Data records for software interfaces
______________________________

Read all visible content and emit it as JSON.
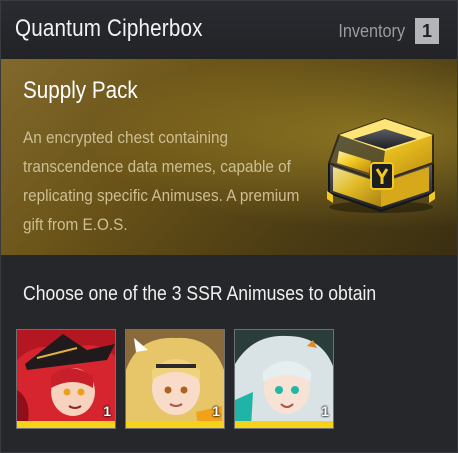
{
  "header": {
    "title": "Quantum Cipherbox",
    "inventory_label": "Inventory",
    "inventory_count": "1"
  },
  "item": {
    "name": "Supply Pack",
    "description": "An encrypted chest containing transcendence data memes, capable of replicating specific Animuses. A premium gift from E.O.S.",
    "icon": "golden-chest-icon"
  },
  "choice": {
    "prompt": "Choose one of the 3 SSR Animuses to obtain",
    "options": [
      {
        "name": "animus-red-hair-witch",
        "quantity": "1",
        "portrait_color": "#c8202a"
      },
      {
        "name": "animus-blonde",
        "quantity": "1",
        "portrait_color": "#e7c66a"
      },
      {
        "name": "animus-silver-hair",
        "quantity": "1",
        "portrait_color": "#2fb8b0"
      }
    ]
  },
  "colors": {
    "accent_yellow": "#f6d21a",
    "panel_bg": "#26272b",
    "banner_gold": "#6b5418"
  }
}
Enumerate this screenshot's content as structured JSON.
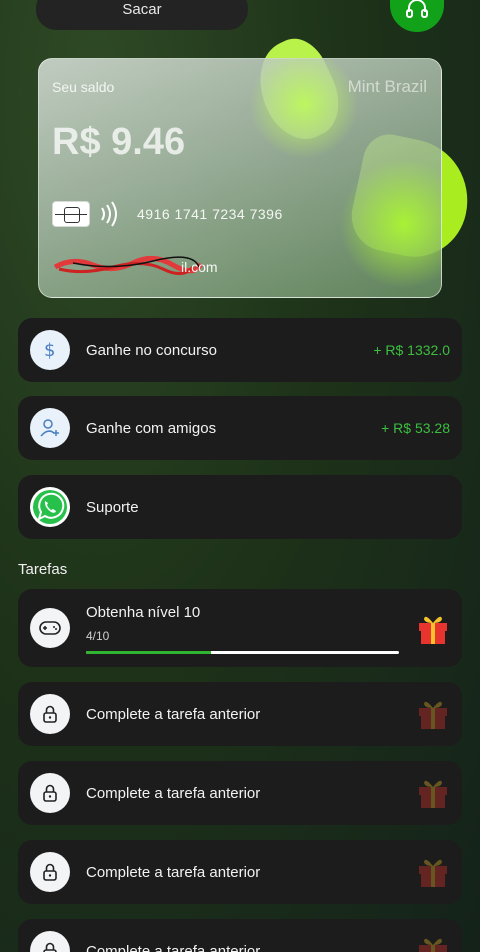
{
  "header": {
    "withdraw_label": "Sacar",
    "support_icon": "headset-icon"
  },
  "card": {
    "balance_label": "Seu saldo",
    "brand": "Mint Brazil",
    "balance": "R$ 9.46",
    "number": "4916 1741 7234 7396",
    "email_visible": "il.com"
  },
  "rows": [
    {
      "label": "Ganhe no concurso",
      "amount": "+ R$ 1332.0",
      "icon": "dollar-icon"
    },
    {
      "label": "Ganhe com amigos",
      "amount": "+ R$ 53.28",
      "icon": "add-user-icon"
    },
    {
      "label": "Suporte",
      "icon": "whatsapp-icon"
    }
  ],
  "tasks_title": "Tarefas",
  "tasks": [
    {
      "title": "Obtenha nível 10",
      "progress_text": "4/10",
      "progress": 0.4,
      "icon": "gamepad-icon"
    }
  ],
  "locked_tasks": [
    {
      "label": "Complete a tarefa anterior",
      "icon": "lock-icon"
    },
    {
      "label": "Complete a tarefa anterior",
      "icon": "lock-icon"
    },
    {
      "label": "Complete a tarefa anterior",
      "icon": "lock-icon"
    },
    {
      "label": "Complete a tarefa anterior",
      "icon": "lock-icon"
    }
  ],
  "colors": {
    "accent_green": "#2fb52f",
    "amount_green": "#3bbf3f",
    "panel": "#1c1c1c"
  }
}
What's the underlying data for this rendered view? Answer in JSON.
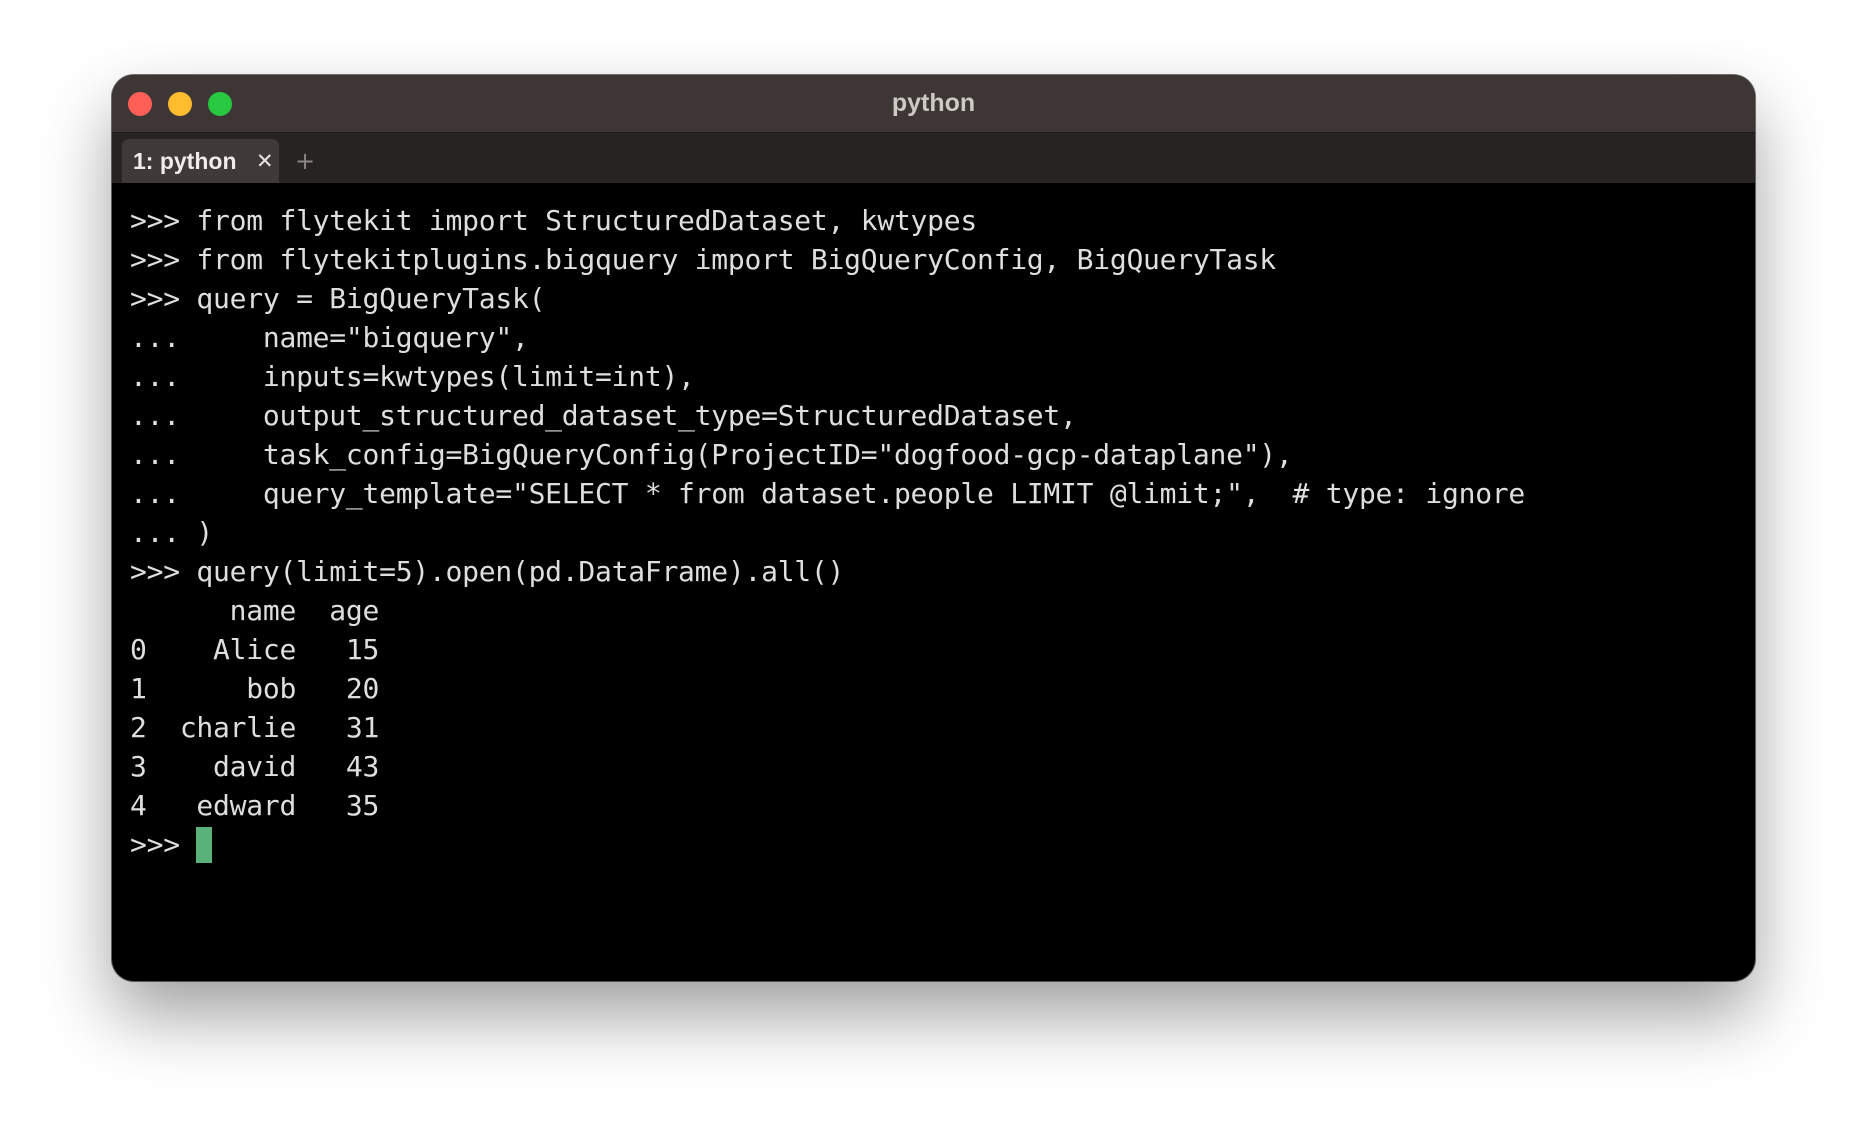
{
  "window": {
    "title": "python",
    "traffic_lights": {
      "close_color": "#fe5f57",
      "minimize_color": "#febc2e",
      "maximize_color": "#28c840"
    }
  },
  "tabs": [
    {
      "label": "1: python",
      "close_icon": "close-icon"
    }
  ],
  "new_tab_icon": "plus-icon",
  "new_tab_glyph": "+",
  "tab_close_glyph": "✕",
  "terminal": {
    "background": "#000000",
    "text_color": "#dedede",
    "cursor_color": "#58b27a",
    "lines": [
      ">>> from flytekit import StructuredDataset, kwtypes",
      ">>> from flytekitplugins.bigquery import BigQueryConfig, BigQueryTask",
      ">>> query = BigQueryTask(",
      "...     name=\"bigquery\",",
      "...     inputs=kwtypes(limit=int),",
      "...     output_structured_dataset_type=StructuredDataset,",
      "...     task_config=BigQueryConfig(ProjectID=\"dogfood-gcp-dataplane\"),",
      "...     query_template=\"SELECT * from dataset.people LIMIT @limit;\",  # type: ignore",
      "... )",
      ">>> query(limit=5).open(pd.DataFrame).all()",
      "      name  age",
      "0    Alice   15",
      "1      bob   20",
      "2  charlie   31",
      "3    david   43",
      "4   edward   35"
    ],
    "prompt": ">>> "
  }
}
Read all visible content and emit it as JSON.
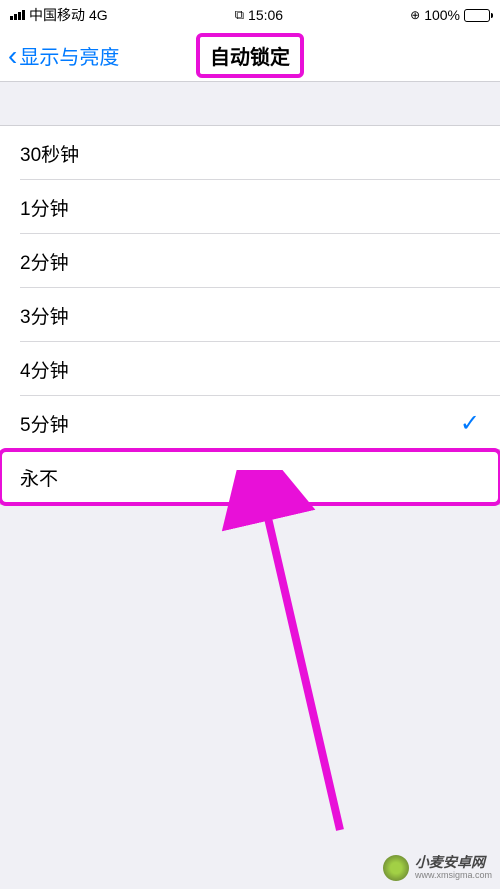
{
  "status": {
    "carrier": "中国移动",
    "network": "4G",
    "time": "15:06",
    "battery_pct": "100%"
  },
  "nav": {
    "back_label": "显示与亮度",
    "title": "自动锁定"
  },
  "options": [
    {
      "label": "30秒钟",
      "selected": false,
      "highlighted": false
    },
    {
      "label": "1分钟",
      "selected": false,
      "highlighted": false
    },
    {
      "label": "2分钟",
      "selected": false,
      "highlighted": false
    },
    {
      "label": "3分钟",
      "selected": false,
      "highlighted": false
    },
    {
      "label": "4分钟",
      "selected": false,
      "highlighted": false
    },
    {
      "label": "5分钟",
      "selected": true,
      "highlighted": false
    },
    {
      "label": "永不",
      "selected": false,
      "highlighted": true
    }
  ],
  "watermark": {
    "cn": "小麦安卓网",
    "en": "www.xmsigma.com"
  }
}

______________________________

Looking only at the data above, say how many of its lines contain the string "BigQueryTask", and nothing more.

2